TASK STATEMENT: Report every line of the material that contains the string "date".

DATA SHOWN:
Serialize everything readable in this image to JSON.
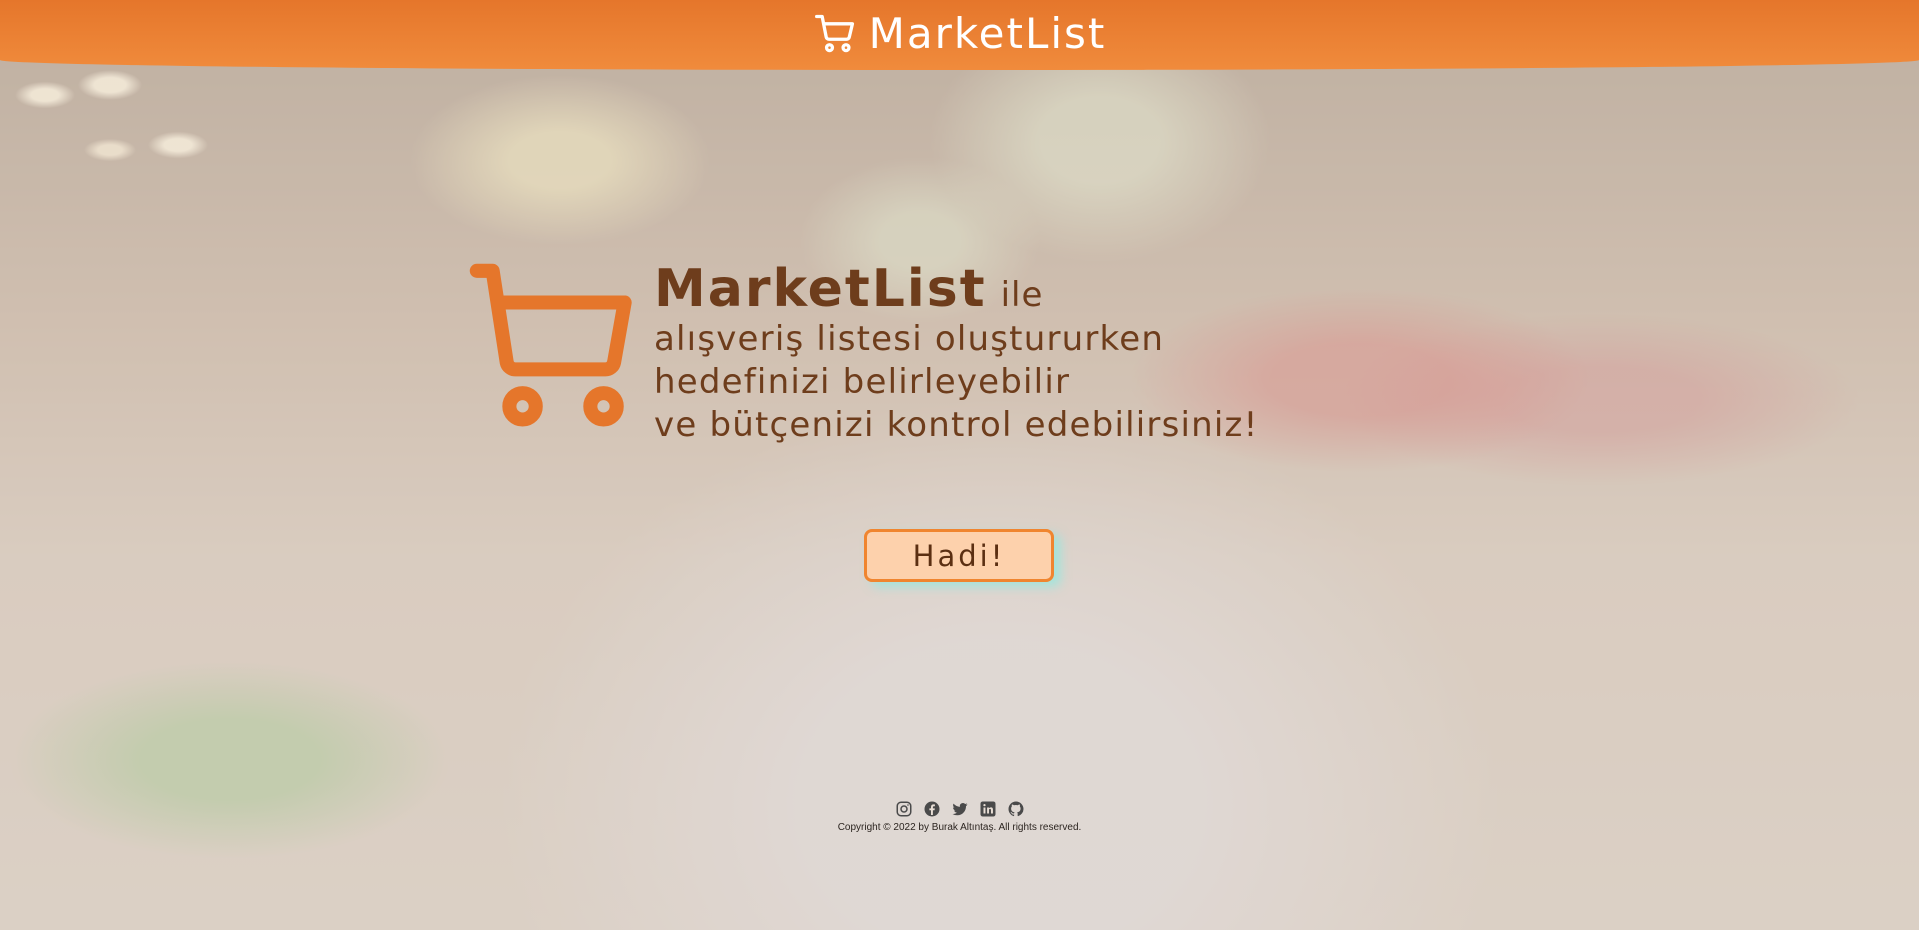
{
  "header": {
    "brand": "MarketList",
    "brand_icon": "cart-icon"
  },
  "hero": {
    "icon": "shopping-cart-icon",
    "brand": "MarketList",
    "ile": "ile",
    "lines": [
      "alışveriş listesi oluştururken",
      "hedefinizi belirleyebilir",
      "ve bütçenizi kontrol edebilirsiniz!"
    ]
  },
  "cta": {
    "label": "Hadi!"
  },
  "footer": {
    "social_icons": [
      "instagram-icon",
      "facebook-icon",
      "twitter-icon",
      "linkedin-icon",
      "github-icon"
    ],
    "copyright": "Copyright © 2022 by Burak Altıntaş. All rights reserved."
  },
  "colors": {
    "accent": "#f08b3c",
    "text_brown": "#6e3d1c",
    "button_fill": "#fdd1ac"
  }
}
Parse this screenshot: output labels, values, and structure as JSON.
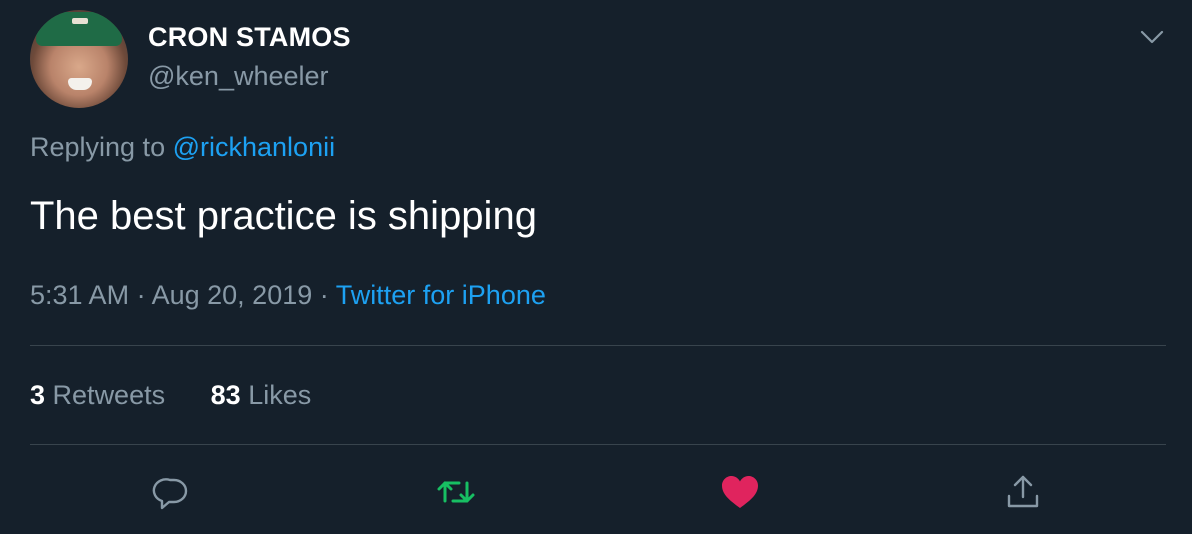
{
  "author": {
    "display_name": "CRON STAMOS",
    "handle": "@ken_wheeler",
    "avatar_icon": "user-avatar-photo"
  },
  "reply": {
    "prefix": "Replying to",
    "mention": "@rickhanlonii"
  },
  "tweet": {
    "text": "The best practice is shipping"
  },
  "meta": {
    "time": "5:31 AM",
    "separator_1": "·",
    "date": "Aug 20, 2019",
    "separator_2": "·",
    "source": "Twitter for iPhone"
  },
  "stats": {
    "retweets_count": "3",
    "retweets_label": "Retweets",
    "likes_count": "83",
    "likes_label": "Likes"
  },
  "actions": [
    {
      "name": "reply",
      "icon": "reply-bubble-icon"
    },
    {
      "name": "retweet",
      "icon": "retweet-icon",
      "active": true
    },
    {
      "name": "like",
      "icon": "heart-icon",
      "active": true
    },
    {
      "name": "share",
      "icon": "share-icon"
    }
  ],
  "colors": {
    "background": "#15202b",
    "text_primary": "#ffffff",
    "text_secondary": "#8899a6",
    "link": "#1da1f2",
    "divider": "#38444d",
    "retweet_active": "#17bf63",
    "like_active": "#e0245e"
  }
}
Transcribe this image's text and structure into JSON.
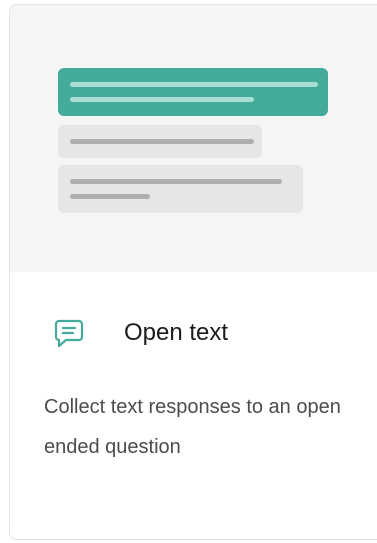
{
  "card": {
    "title": "Open text",
    "description": "Collect text responses to an open ended question",
    "icon": "message-text-icon"
  },
  "colors": {
    "accent": "#44ab9b",
    "preview_background": "#f5f5f5",
    "placeholder": "#e6e6e6",
    "title_text": "#1b1b1b",
    "description_text": "#4c4c4c"
  }
}
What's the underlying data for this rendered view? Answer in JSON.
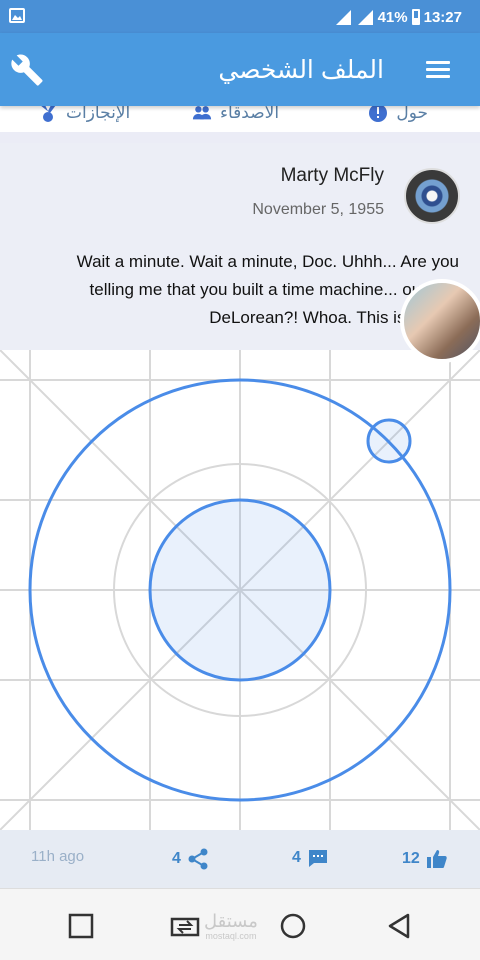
{
  "status_bar": {
    "battery": "41%",
    "time": "13:27"
  },
  "app_bar": {
    "title": "الملف الشخصي"
  },
  "tabs": [
    {
      "label": "حول",
      "icon": "info-icon"
    },
    {
      "label": "الأصدقاء",
      "icon": "friends-icon"
    },
    {
      "label": "الإنجازات",
      "icon": "achievements-icon"
    }
  ],
  "post": {
    "author": "Marty McFly",
    "date": "November 5, 1955",
    "text": "Wait a minute. Wait a minute, Doc. Uhhh... Are you telling me that you built a time machine... out of a DeLorean?! Whoa. This is heavy.",
    "time_ago": "11h ago",
    "shares": "4",
    "comments": "4",
    "likes": "12"
  },
  "watermark": {
    "arabic": "مستقل",
    "latin": "mostaql.com"
  },
  "colors": {
    "primary": "#4a9ae0",
    "accent": "#3f86c9",
    "status_bar": "#4a90d6"
  }
}
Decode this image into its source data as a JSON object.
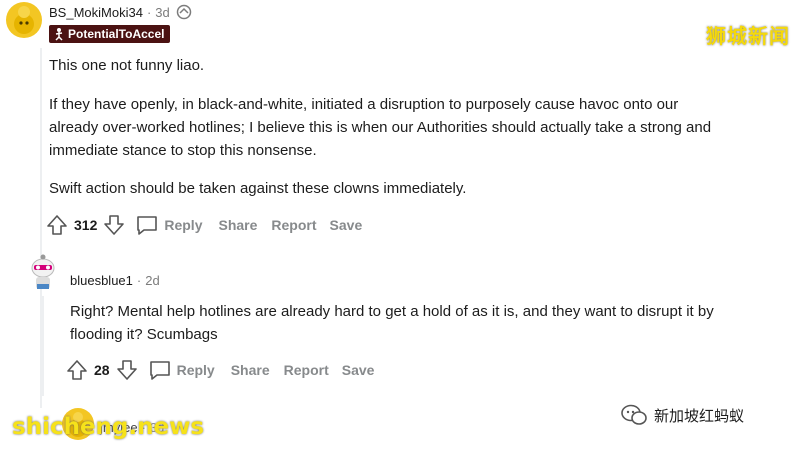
{
  "watermarks": {
    "top_right": "狮城新闻",
    "site": "shicheng.news",
    "wechat": "新加坡红蚂蚁"
  },
  "comment1": {
    "username": "BS_MokiMoki34",
    "time": "3d",
    "flair": "PotentialToAccel",
    "paragraphs": [
      "This one not funny liao.",
      "If they have openly, in black-and-white, initiated a disruption to purposely cause havoc onto our",
      "already over-worked hotlines; I believe this is when our Authorities should actually take a strong and",
      "immediate stance to stop this nonsense.",
      "Swift action should be taken against these clowns immediately."
    ],
    "votes": "312"
  },
  "comment2": {
    "username": "bluesblue1",
    "time": "2d",
    "lines": [
      "Right? Mental help hotlines are already hard to get a hold of as it is, and they want to disrupt it by",
      "flooding it? Scumbags"
    ],
    "votes": "28"
  },
  "comment3": {
    "username_partial": "jmylee",
    "time_partial": "3d"
  },
  "actions": {
    "reply": "Reply",
    "share": "Share",
    "report": "Report",
    "save": "Save"
  },
  "separator": "·"
}
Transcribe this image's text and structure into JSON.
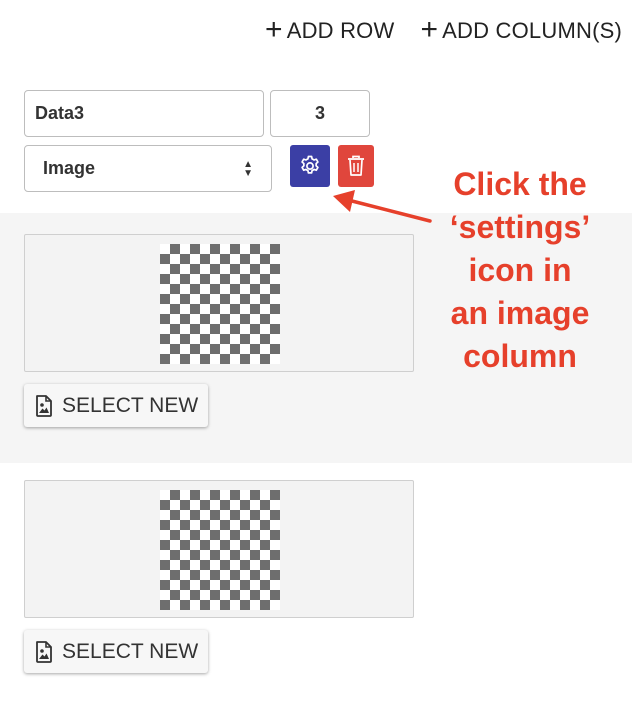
{
  "toolbar": {
    "add_row_label": "ADD ROW",
    "add_columns_label": "ADD COLUMN(S)"
  },
  "column": {
    "name": "Data3",
    "width": "3",
    "type": "Image"
  },
  "rows": [
    {
      "select_label": "SELECT NEW"
    },
    {
      "select_label": "SELECT NEW"
    }
  ],
  "annotation": {
    "lines": [
      "Click the",
      "‘settings’",
      "icon in",
      "an image",
      "column"
    ]
  },
  "colors": {
    "settings_button": "#3b3fa5",
    "delete_button": "#e0463c",
    "annotation": "#e6402b",
    "row_band": "#f5f5f5"
  }
}
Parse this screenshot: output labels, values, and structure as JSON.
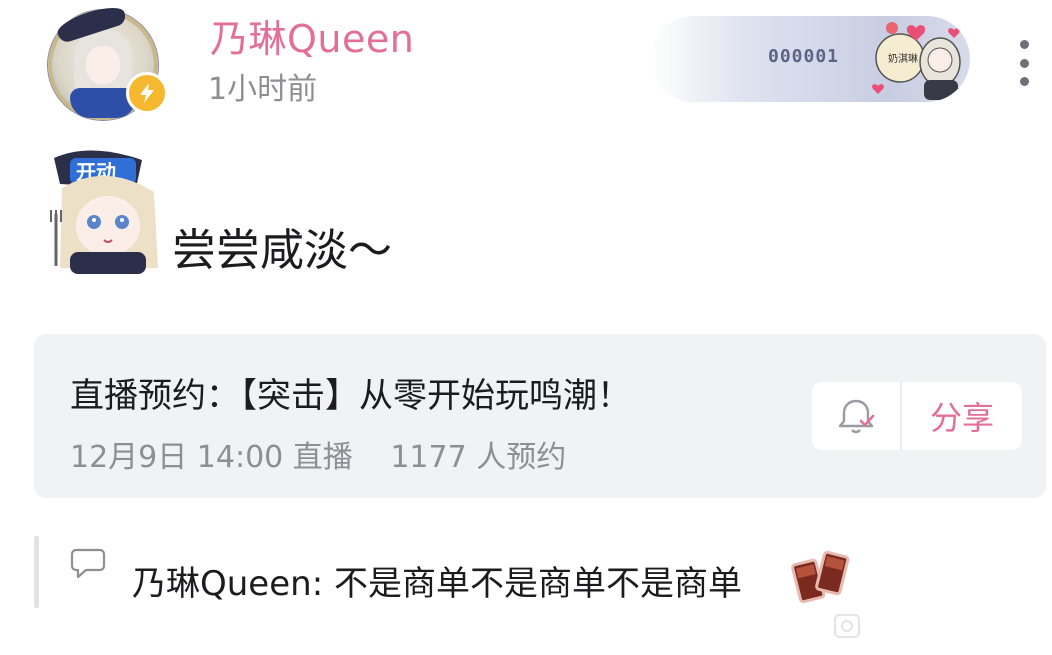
{
  "post": {
    "author": "乃琳Queen",
    "time_ago": "1小时前",
    "fan_badge_number": "000001",
    "content": "尝尝咸淡～"
  },
  "live_reservation": {
    "title": "直播预约：【突击】从零开始玩鸣潮！",
    "schedule": "12月9日 14:00 直播",
    "reservations": "1177 人预约",
    "share_label": "分享"
  },
  "comment": {
    "text": "乃琳Queen: 不是商单不是商单不是商单"
  },
  "icons": {
    "avatar_badge": "lightning-bolt-icon",
    "more": "vertical-ellipsis-icon",
    "bell": "bell-check-icon",
    "comment": "speech-bubble-icon",
    "drink": "cheers-drink-icon"
  },
  "colors": {
    "accent": "#e36f97",
    "secondary_text": "#8e8e94",
    "card_bg": "#f1f2f4",
    "badge_yellow": "#f5b82e"
  }
}
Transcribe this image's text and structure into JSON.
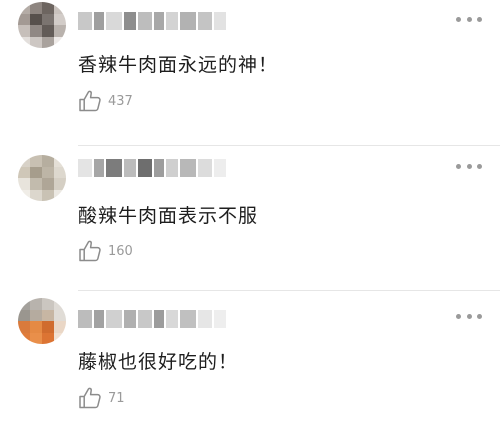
{
  "comments": [
    {
      "text": "香辣牛肉面永远的神！",
      "likes": "437",
      "avatar_colors": [
        "#b4aca6",
        "#8e8580",
        "#6d6560",
        "#c9c2bd",
        "#a39a94",
        "#57504c",
        "#7b7470",
        "#d2ccc8",
        "#c6bfba",
        "#908884",
        "#625b57",
        "#b9b2ad",
        "#e3dfdc",
        "#cdc7c3",
        "#a9a29d",
        "#eeeae8"
      ],
      "username_blocks": [
        "#c8c8c8",
        "#9f9f9f",
        "#d9d9d9",
        "#8e8e8e",
        "#bdbdbd",
        "#a8a8a8",
        "#d3d3d3",
        "#b2b2b2",
        "#c4c4c4",
        "#e2e2e2"
      ]
    },
    {
      "text": "酸辣牛肉面表示不服",
      "likes": "160",
      "avatar_colors": [
        "#d8d2c8",
        "#c8c0b2",
        "#b6ae9f",
        "#e4dfd6",
        "#cfc7b8",
        "#a69d8c",
        "#bdb5a6",
        "#ddd8ce",
        "#e8e4dc",
        "#c2bbad",
        "#afa697",
        "#d5cfc4",
        "#f0ede7",
        "#dcd7cd",
        "#c9c2b4",
        "#ebe8e2"
      ],
      "username_blocks": [
        "#e4e4e4",
        "#a6a6a6",
        "#7c7c7c",
        "#bcbcbc",
        "#6e6e6e",
        "#9d9d9d",
        "#cfcfcf",
        "#b8b8b8",
        "#dcdcdc",
        "#ededed"
      ]
    },
    {
      "text": "藤椒也很好吃的！",
      "likes": "71",
      "avatar_colors": [
        "#a4a19c",
        "#b8b3ad",
        "#cbc6c0",
        "#dedad5",
        "#9a968f",
        "#b5ab9f",
        "#c7b6a3",
        "#e0dcd6",
        "#d97a3c",
        "#e58a44",
        "#d06c2e",
        "#ead7c6",
        "#e07c3a",
        "#e98f4a",
        "#dc7433",
        "#f1e1d2"
      ],
      "username_blocks": [
        "#bcbcbc",
        "#a2a2a2",
        "#d0d0d0",
        "#b0b0b0",
        "#c8c8c8",
        "#9c9c9c",
        "#d8d8d8",
        "#c0c0c0",
        "#e6e6e6",
        "#eeeeee"
      ]
    }
  ]
}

COMPLETED TASK:
    "date": "Aug 20, 2019",
    "date": "November 5, 1955",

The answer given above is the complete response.